Now that our time traveling duo have been together for a while, Rose asks the Doctor for a favor that any one of us might be likely to ask if we had a long-lost family member and access to time travel – can she go back and meet the father she never knew? Perhaps more profoundly, she wants to be there for her dad when he died alone as a result of a hit-and-run. We all know this is going to go horribly wrong, but the Doctor is so obviously in love with his companion to the exclusion of common sense, and the universe is such a vulnerable place these days with the loss of the omnipotent Time Lords, that just about anything can happen. So when Rose impulsively decides to save her father instead of just comforting him, she rips open the space-time continuum and lets in the beasts that dwell in its shadowy fringes. The Reapers have come to feed, and not even the Doctor can stop them. No, really – he can’t. But heroism dwells within us all…
“Father’s Day” is a triumph of characterization and raw emotion that really resonates beyond almost anything we’ve seen in the series past or present.

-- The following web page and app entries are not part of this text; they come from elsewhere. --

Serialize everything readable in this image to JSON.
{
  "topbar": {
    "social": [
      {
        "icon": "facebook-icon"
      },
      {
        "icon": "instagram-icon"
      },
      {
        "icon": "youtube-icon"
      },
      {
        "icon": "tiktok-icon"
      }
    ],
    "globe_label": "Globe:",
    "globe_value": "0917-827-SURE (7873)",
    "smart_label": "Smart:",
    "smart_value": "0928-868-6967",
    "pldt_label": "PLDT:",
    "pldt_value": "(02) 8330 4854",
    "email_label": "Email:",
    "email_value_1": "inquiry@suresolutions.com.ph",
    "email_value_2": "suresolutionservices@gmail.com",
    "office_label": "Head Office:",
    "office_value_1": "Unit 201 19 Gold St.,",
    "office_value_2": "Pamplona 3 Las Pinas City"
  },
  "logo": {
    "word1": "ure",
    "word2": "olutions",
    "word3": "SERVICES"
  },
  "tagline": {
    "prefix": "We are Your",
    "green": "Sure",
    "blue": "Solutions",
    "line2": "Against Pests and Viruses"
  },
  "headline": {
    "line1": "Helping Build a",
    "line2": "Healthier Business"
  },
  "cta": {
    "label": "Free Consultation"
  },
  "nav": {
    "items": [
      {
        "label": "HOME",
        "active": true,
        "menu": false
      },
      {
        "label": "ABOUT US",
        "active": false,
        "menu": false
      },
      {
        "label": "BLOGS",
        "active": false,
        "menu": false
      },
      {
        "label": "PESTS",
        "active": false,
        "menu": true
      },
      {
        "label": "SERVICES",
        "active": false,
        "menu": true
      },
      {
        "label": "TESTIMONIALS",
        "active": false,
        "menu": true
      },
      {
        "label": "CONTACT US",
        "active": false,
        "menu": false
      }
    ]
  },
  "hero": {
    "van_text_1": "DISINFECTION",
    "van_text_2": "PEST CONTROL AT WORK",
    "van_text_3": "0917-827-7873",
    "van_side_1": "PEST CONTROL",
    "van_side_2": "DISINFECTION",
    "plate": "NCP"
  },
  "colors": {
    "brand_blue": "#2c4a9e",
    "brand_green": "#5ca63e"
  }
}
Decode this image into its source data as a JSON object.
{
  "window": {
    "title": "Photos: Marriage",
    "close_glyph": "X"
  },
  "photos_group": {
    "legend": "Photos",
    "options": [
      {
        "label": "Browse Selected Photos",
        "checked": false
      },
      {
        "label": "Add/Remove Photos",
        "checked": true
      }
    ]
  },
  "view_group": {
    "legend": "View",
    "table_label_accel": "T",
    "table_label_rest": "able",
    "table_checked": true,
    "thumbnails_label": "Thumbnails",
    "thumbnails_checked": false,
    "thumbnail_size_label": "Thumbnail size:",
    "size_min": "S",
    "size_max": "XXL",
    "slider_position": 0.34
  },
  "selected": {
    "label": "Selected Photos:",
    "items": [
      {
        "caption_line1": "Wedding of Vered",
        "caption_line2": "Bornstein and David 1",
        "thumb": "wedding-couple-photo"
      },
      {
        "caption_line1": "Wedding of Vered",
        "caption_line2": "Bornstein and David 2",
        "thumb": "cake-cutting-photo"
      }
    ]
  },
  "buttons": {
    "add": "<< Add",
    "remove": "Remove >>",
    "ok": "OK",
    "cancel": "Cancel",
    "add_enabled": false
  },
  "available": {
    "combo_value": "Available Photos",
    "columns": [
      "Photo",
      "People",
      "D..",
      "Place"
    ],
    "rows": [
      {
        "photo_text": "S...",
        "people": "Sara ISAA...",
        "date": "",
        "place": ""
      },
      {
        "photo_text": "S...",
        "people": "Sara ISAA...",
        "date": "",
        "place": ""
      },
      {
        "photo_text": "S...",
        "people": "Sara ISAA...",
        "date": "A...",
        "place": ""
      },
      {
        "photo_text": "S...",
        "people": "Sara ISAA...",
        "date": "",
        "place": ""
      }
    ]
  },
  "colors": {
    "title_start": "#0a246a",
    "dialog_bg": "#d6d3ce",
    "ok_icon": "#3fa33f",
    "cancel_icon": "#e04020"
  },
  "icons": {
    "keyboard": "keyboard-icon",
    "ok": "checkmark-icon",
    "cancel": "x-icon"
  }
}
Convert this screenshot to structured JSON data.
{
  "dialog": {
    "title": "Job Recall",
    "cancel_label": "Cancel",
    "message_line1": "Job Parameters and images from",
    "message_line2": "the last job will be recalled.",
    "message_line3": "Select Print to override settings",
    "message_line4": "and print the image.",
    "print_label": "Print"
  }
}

Having grown to love Rose over the course of the last seven episodes, both the Doctor and the audience are now at the right point to see her face the most devastating consequences inherent in the very idea of time travel. Fortunately, Billie Piper is up to the task and delivers a tearful performance that is never forced but all too painfully real. Camille Coduri, often unfairly lambasted for her delightfully quirky portrayal of Rose’s mum Jackie, does a great job playing the nutty woman in two different time zones. And keep an eye out for a young Mickey – not played by Noel Clarke this time – who instinctively knows who to hug!
As moved as I was by the pitch-perfect performances – the absolute stand-out being Shaun Dingwall as Rose’s father Pete Tyler – and the well-suited musical score, the rational part of my brain still tripped over some of the enormous logical gaps in this convoluted caper. Sometimes you just have to let the details pass you by when confronted with well-acted drama aimed at your heart, not your head, but a few minor points about glowing TARDIS keys and under-explained paradoxes did grate on me, to say nothing of the fact that once again the Doctor seems completely superfluous to his own series. Christopher Eccleston, long since reduced to little more than a temporal tour guide, does however serve the story well by standing aside when necessary, providing exposition and being there as Rose’s stabilizing force.
In the end, it’s all about Rose. In fact, the show has been amusingly dubbed Rose Who by a contingent of fans – not inaccurately either – but when television can make you shed a tear and care about fictional characters to this extent, perhaps the adventures of Rose and her alien sidekick are a welcome replacement for that other old show about a time-traveling Doctor who always seemed to save the day in the nick of time. And when the world – and the universe – can be saved by the selfless sacrifice of one ne’er-do-well inspired by the love of his daughter, maybe Time Lords and TARDISes should just step aside for a moment to allow us to celebrate the beauty of simple human feelings. A